App and web page records

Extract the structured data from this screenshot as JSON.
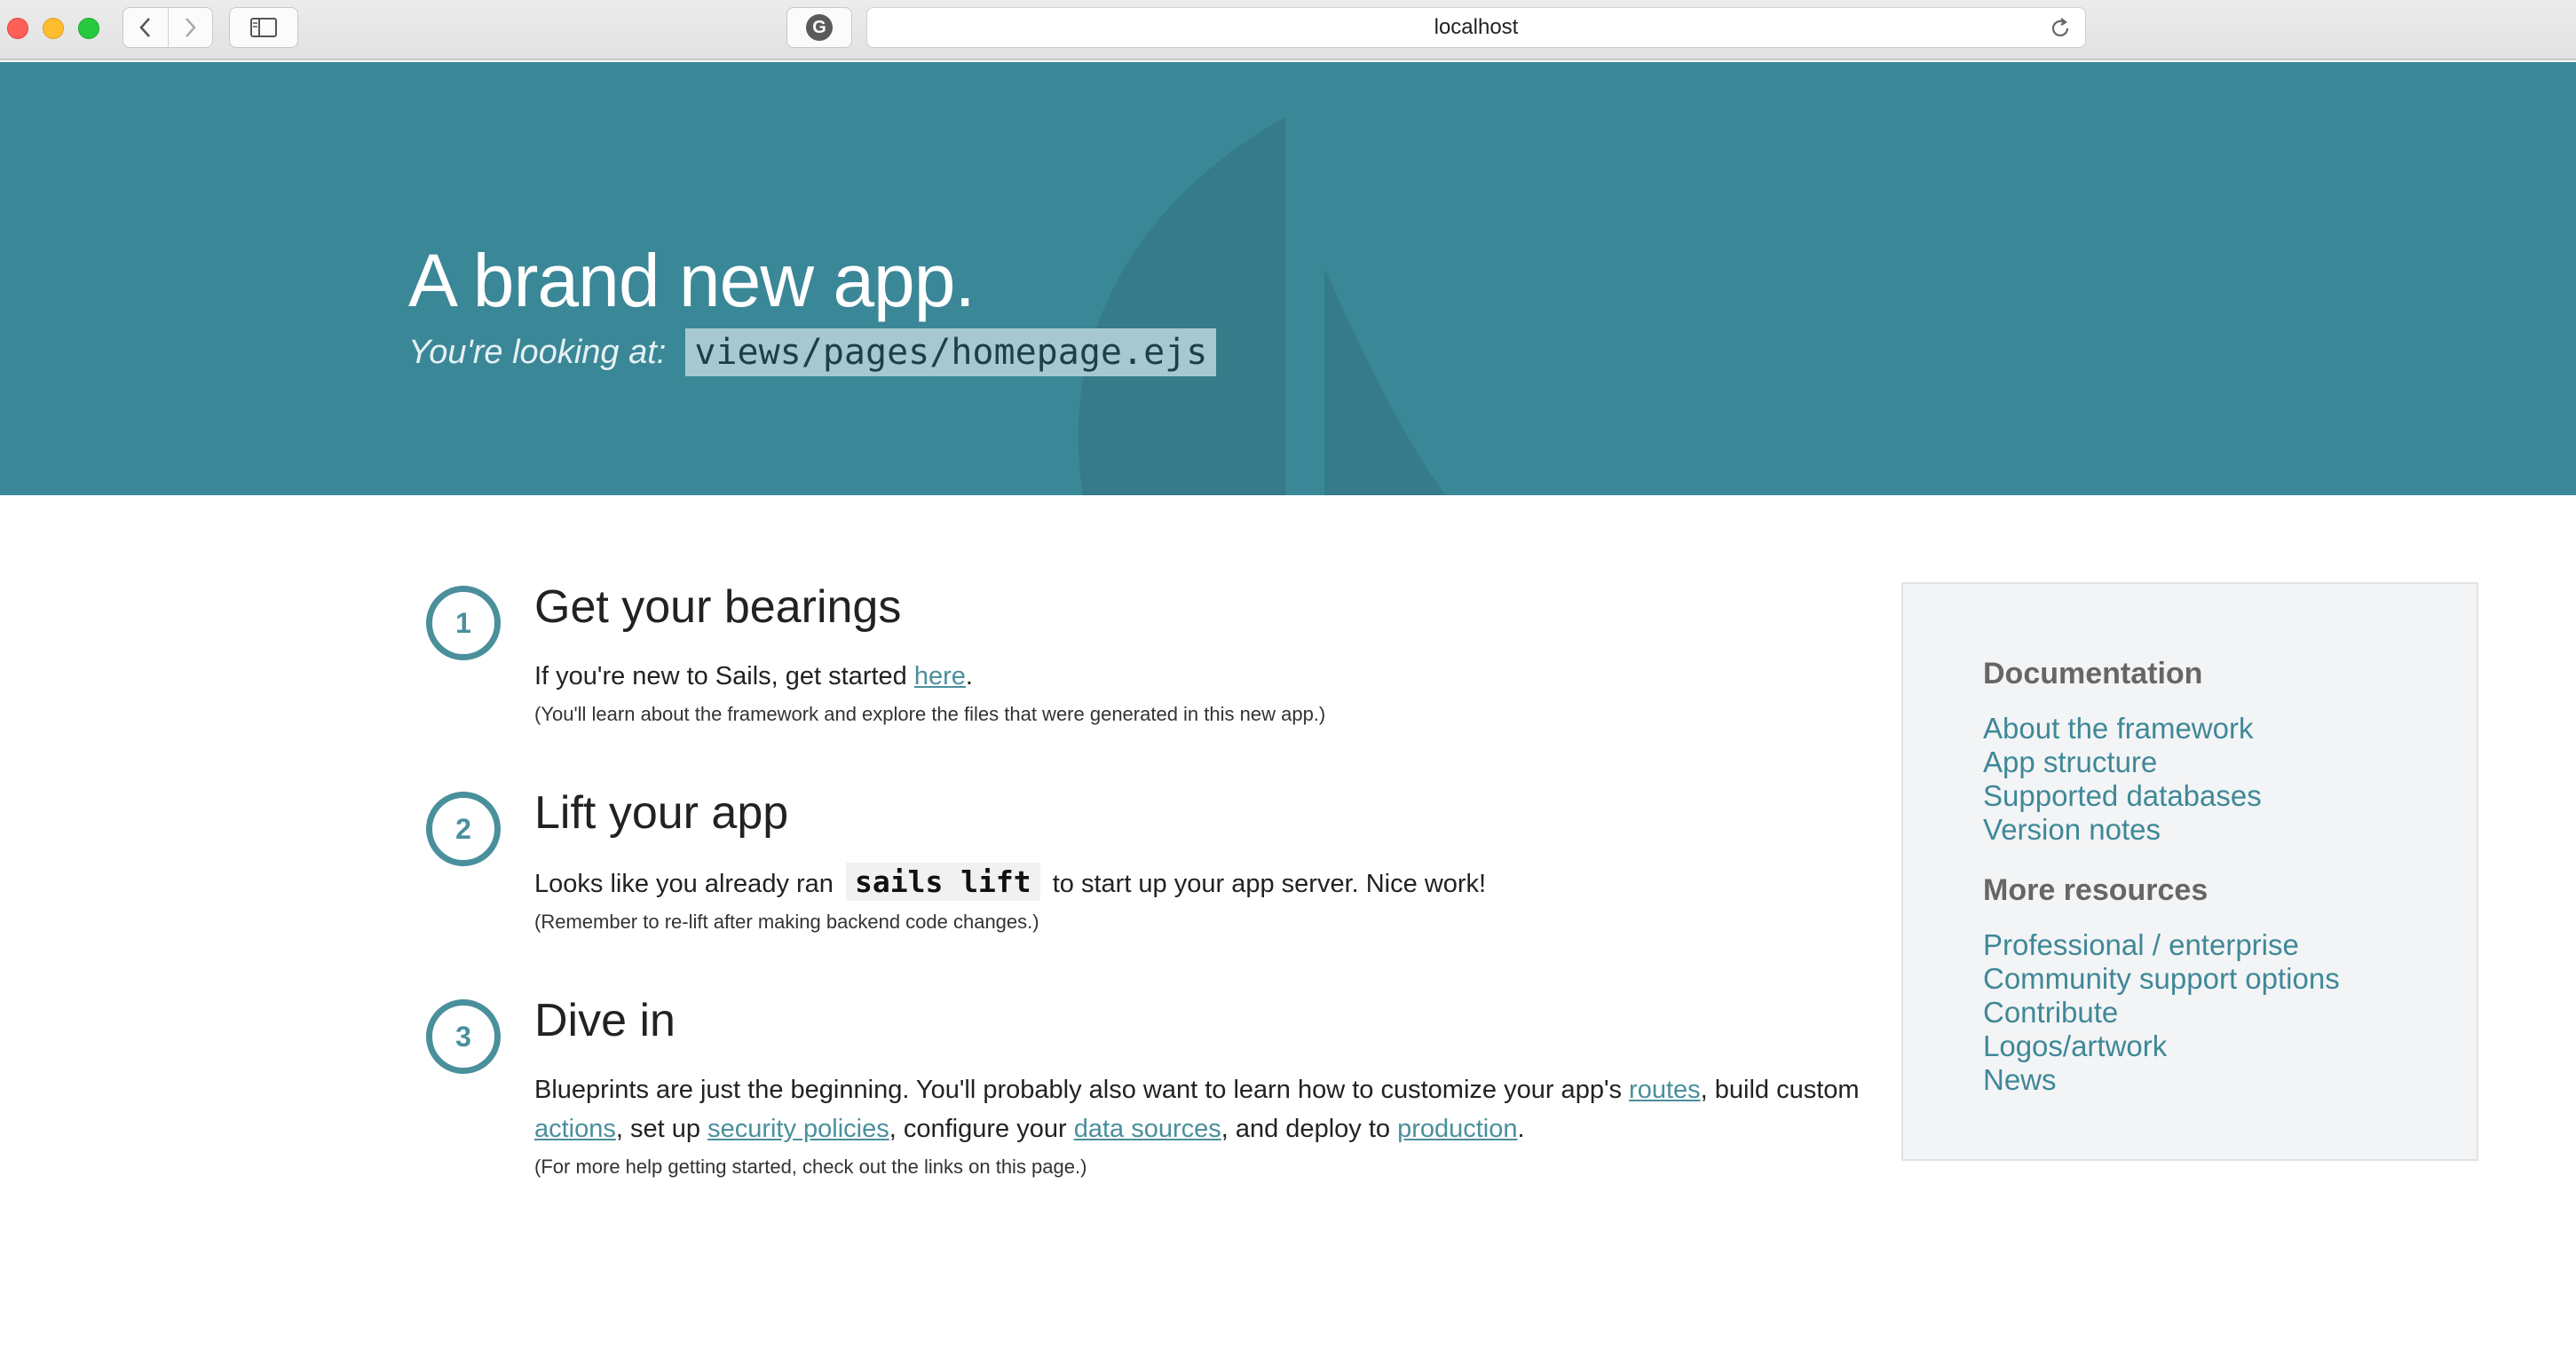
{
  "browser": {
    "url": "localhost"
  },
  "hero": {
    "title": "A brand new app.",
    "subtitle_label": "You're looking at:",
    "file_path": "views/pages/homepage.ejs",
    "background_color": "#3a8797"
  },
  "steps": [
    {
      "number": "1",
      "title": "Get your bearings",
      "text_before": "If you're new to Sails, get started ",
      "link": "here",
      "text_after": ".",
      "note": "(You'll learn about the framework and explore the files that were generated in this new app.)"
    },
    {
      "number": "2",
      "title": "Lift your app",
      "text_before": "Looks like you already ran ",
      "code": "sails lift",
      "text_after": " to start up your app server. Nice work!",
      "note": "(Remember to re-lift after making backend code changes.)"
    },
    {
      "number": "3",
      "title": "Dive in",
      "text_1": "Blueprints are just the beginning. You'll probably also want to learn how to customize your app's ",
      "link_routes": "routes",
      "text_2": ", build custom ",
      "link_actions": "actions",
      "text_3": ", set up ",
      "link_security": "security policies",
      "text_4": ", configure your ",
      "link_datasources": "data sources",
      "text_5": ", and deploy to ",
      "link_production": "production",
      "text_6": ".",
      "note": "(For more help getting started, check out the links on this page.)"
    }
  ],
  "sidebar": {
    "documentation_heading": "Documentation",
    "documentation_links": [
      "About the framework",
      "App structure",
      "Supported databases",
      "Version notes"
    ],
    "resources_heading": "More resources",
    "resources_links": [
      "Professional / enterprise",
      "Community support options",
      "Contribute",
      "Logos/artwork",
      "News"
    ]
  },
  "colors": {
    "accent": "#4a8f9c",
    "link": "#3f8898"
  }
}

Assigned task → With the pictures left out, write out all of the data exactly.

Task result →
Extract the structured data from this screenshot as JSON.
{
  "browser": {
    "url": "localhost"
  },
  "hero": {
    "title": "A brand new app.",
    "subtitle_label": "You're looking at:",
    "file_path": "views/pages/homepage.ejs",
    "background_color": "#3a8797"
  },
  "steps": [
    {
      "number": "1",
      "title": "Get your bearings",
      "text_before": "If you're new to Sails, get started ",
      "link": "here",
      "text_after": ".",
      "note": "(You'll learn about the framework and explore the files that were generated in this new app.)"
    },
    {
      "number": "2",
      "title": "Lift your app",
      "text_before": "Looks like you already ran ",
      "code": "sails lift",
      "text_after": " to start up your app server. Nice work!",
      "note": "(Remember to re-lift after making backend code changes.)"
    },
    {
      "number": "3",
      "title": "Dive in",
      "text_1": "Blueprints are just the beginning. You'll probably also want to learn how to customize your app's ",
      "link_routes": "routes",
      "text_2": ", build custom ",
      "link_actions": "actions",
      "text_3": ", set up ",
      "link_security": "security policies",
      "text_4": ", configure your ",
      "link_datasources": "data sources",
      "text_5": ", and deploy to ",
      "link_production": "production",
      "text_6": ".",
      "note": "(For more help getting started, check out the links on this page.)"
    }
  ],
  "sidebar": {
    "documentation_heading": "Documentation",
    "documentation_links": [
      "About the framework",
      "App structure",
      "Supported databases",
      "Version notes"
    ],
    "resources_heading": "More resources",
    "resources_links": [
      "Professional / enterprise",
      "Community support options",
      "Contribute",
      "Logos/artwork",
      "News"
    ]
  },
  "colors": {
    "accent": "#4a8f9c",
    "link": "#3f8898"
  }
}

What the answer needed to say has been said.